# Exercise details
Write the material out again, line by line, exactly as it is.

# Input for this task

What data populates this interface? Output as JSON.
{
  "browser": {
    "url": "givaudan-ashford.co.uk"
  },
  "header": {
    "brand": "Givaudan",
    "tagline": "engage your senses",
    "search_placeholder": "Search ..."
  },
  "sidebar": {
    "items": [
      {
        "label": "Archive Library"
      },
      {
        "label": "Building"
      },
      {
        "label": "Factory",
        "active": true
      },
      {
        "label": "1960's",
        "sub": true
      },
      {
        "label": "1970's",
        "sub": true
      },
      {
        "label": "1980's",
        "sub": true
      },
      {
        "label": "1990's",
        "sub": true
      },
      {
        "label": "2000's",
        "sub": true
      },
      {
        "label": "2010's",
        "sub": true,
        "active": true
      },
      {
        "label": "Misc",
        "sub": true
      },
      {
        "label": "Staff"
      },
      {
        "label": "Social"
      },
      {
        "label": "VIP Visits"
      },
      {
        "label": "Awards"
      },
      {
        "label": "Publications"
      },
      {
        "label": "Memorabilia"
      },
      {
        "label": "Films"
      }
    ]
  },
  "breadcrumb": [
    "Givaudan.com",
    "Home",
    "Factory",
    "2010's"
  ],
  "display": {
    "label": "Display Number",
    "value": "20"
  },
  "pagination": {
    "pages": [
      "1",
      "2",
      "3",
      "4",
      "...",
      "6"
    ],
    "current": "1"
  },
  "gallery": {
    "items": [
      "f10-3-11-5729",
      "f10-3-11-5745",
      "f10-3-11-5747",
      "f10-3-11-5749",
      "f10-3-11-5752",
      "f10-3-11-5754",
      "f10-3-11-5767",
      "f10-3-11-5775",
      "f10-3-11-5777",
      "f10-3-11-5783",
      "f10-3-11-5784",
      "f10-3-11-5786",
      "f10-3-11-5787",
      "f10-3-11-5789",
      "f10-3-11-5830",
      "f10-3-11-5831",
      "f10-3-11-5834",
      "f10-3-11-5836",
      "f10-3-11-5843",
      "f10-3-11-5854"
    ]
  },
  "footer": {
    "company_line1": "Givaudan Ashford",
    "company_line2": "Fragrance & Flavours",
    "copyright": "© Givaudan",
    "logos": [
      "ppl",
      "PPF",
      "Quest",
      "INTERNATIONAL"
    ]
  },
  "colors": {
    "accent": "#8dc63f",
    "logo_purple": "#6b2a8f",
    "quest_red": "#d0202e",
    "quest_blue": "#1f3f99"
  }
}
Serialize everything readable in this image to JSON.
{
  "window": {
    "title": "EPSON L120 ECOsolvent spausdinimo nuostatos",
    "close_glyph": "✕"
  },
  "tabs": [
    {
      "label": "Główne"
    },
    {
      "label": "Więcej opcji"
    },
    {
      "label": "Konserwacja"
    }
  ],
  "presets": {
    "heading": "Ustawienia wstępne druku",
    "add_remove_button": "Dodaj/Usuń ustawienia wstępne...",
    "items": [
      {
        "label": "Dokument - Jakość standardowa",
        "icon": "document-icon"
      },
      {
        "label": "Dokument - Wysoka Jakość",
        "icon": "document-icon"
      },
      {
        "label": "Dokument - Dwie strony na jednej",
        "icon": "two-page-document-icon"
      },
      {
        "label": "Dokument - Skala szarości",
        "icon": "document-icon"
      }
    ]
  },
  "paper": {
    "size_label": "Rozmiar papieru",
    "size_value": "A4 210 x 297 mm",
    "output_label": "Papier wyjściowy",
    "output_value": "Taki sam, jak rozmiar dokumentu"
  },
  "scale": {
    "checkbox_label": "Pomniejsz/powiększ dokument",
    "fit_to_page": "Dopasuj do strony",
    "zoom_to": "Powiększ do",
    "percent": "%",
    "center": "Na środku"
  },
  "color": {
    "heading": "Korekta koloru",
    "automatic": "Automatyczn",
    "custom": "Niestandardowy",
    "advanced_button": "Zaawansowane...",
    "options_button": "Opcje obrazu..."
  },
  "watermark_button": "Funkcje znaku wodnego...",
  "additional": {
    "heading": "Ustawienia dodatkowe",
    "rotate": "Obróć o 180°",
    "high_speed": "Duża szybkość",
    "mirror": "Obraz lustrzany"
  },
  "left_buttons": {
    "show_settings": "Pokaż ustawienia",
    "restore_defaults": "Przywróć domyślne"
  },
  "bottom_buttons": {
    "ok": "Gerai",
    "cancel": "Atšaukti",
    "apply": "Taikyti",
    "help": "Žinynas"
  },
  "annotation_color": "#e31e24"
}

# Output of the task
What data populates this interface? Output as JSON.
{
  "browser": {
    "url": "givaudan-ashford.co.uk"
  },
  "header": {
    "brand": "Givaudan",
    "tagline": "engage your senses",
    "search_placeholder": "Search ..."
  },
  "sidebar": {
    "items": [
      {
        "label": "Archive Library"
      },
      {
        "label": "Building"
      },
      {
        "label": "Factory",
        "active": true
      },
      {
        "label": "1960's",
        "sub": true
      },
      {
        "label": "1970's",
        "sub": true
      },
      {
        "label": "1980's",
        "sub": true
      },
      {
        "label": "1990's",
        "sub": true
      },
      {
        "label": "2000's",
        "sub": true
      },
      {
        "label": "2010's",
        "sub": true,
        "active": true
      },
      {
        "label": "Misc",
        "sub": true
      },
      {
        "label": "Staff"
      },
      {
        "label": "Social"
      },
      {
        "label": "VIP Visits"
      },
      {
        "label": "Awards"
      },
      {
        "label": "Publications"
      },
      {
        "label": "Memorabilia"
      },
      {
        "label": "Films"
      }
    ]
  },
  "breadcrumb": [
    "Givaudan.com",
    "Home",
    "Factory",
    "2010's"
  ],
  "display": {
    "label": "Display Number",
    "value": "20"
  },
  "pagination": {
    "pages": [
      "1",
      "2",
      "3",
      "4",
      "...",
      "6"
    ],
    "current": "1"
  },
  "gallery": {
    "items": [
      "f10-3-11-5729",
      "f10-3-11-5745",
      "f10-3-11-5747",
      "f10-3-11-5749",
      "f10-3-11-5752",
      "f10-3-11-5754",
      "f10-3-11-5767",
      "f10-3-11-5775",
      "f10-3-11-5777",
      "f10-3-11-5783",
      "f10-3-11-5784",
      "f10-3-11-5786",
      "f10-3-11-5787",
      "f10-3-11-5789",
      "f10-3-11-5830",
      "f10-3-11-5831",
      "f10-3-11-5834",
      "f10-3-11-5836",
      "f10-3-11-5843",
      "f10-3-11-5854"
    ]
  },
  "footer": {
    "company_line1": "Givaudan Ashford",
    "company_line2": "Fragrance & Flavours",
    "copyright": "© Givaudan",
    "logos": [
      "ppl",
      "PPF",
      "Quest",
      "INTERNATIONAL"
    ]
  },
  "colors": {
    "accent": "#8dc63f",
    "logo_purple": "#6b2a8f",
    "quest_red": "#d0202e",
    "quest_blue": "#1f3f99"
  }
}
Serialize everything readable in this image to JSON.
{
  "window": {
    "title": "EPSON L120 ECOsolvent spausdinimo nuostatos",
    "close_glyph": "✕"
  },
  "tabs": [
    {
      "label": "Główne"
    },
    {
      "label": "Więcej opcji"
    },
    {
      "label": "Konserwacja"
    }
  ],
  "presets": {
    "heading": "Ustawienia wstępne druku",
    "add_remove_button": "Dodaj/Usuń ustawienia wstępne...",
    "items": [
      {
        "label": "Dokument - Jakość standardowa",
        "icon": "document-icon"
      },
      {
        "label": "Dokument - Wysoka Jakość",
        "icon": "document-icon"
      },
      {
        "label": "Dokument - Dwie strony na jednej",
        "icon": "two-page-document-icon"
      },
      {
        "label": "Dokument - Skala szarości",
        "icon": "document-icon"
      }
    ]
  },
  "paper": {
    "size_label": "Rozmiar papieru",
    "size_value": "A4 210 x 297 mm",
    "output_label": "Papier wyjściowy",
    "output_value": "Taki sam, jak rozmiar dokumentu"
  },
  "scale": {
    "checkbox_label": "Pomniejsz/powiększ dokument",
    "fit_to_page": "Dopasuj do strony",
    "zoom_to": "Powiększ do",
    "percent": "%",
    "center": "Na środku"
  },
  "color": {
    "heading": "Korekta koloru",
    "automatic": "Automatyczn",
    "custom": "Niestandardowy",
    "advanced_button": "Zaawansowane...",
    "options_button": "Opcje obrazu..."
  },
  "watermark_button": "Funkcje znaku wodnego...",
  "additional": {
    "heading": "Ustawienia dodatkowe",
    "rotate": "Obróć o 180°",
    "high_speed": "Duża szybkość",
    "mirror": "Obraz lustrzany"
  },
  "left_buttons": {
    "show_settings": "Pokaż ustawienia",
    "restore_defaults": "Przywróć domyślne"
  },
  "bottom_buttons": {
    "ok": "Gerai",
    "cancel": "Atšaukti",
    "apply": "Taikyti",
    "help": "Žinynas"
  },
  "annotation_color": "#e31e24"
}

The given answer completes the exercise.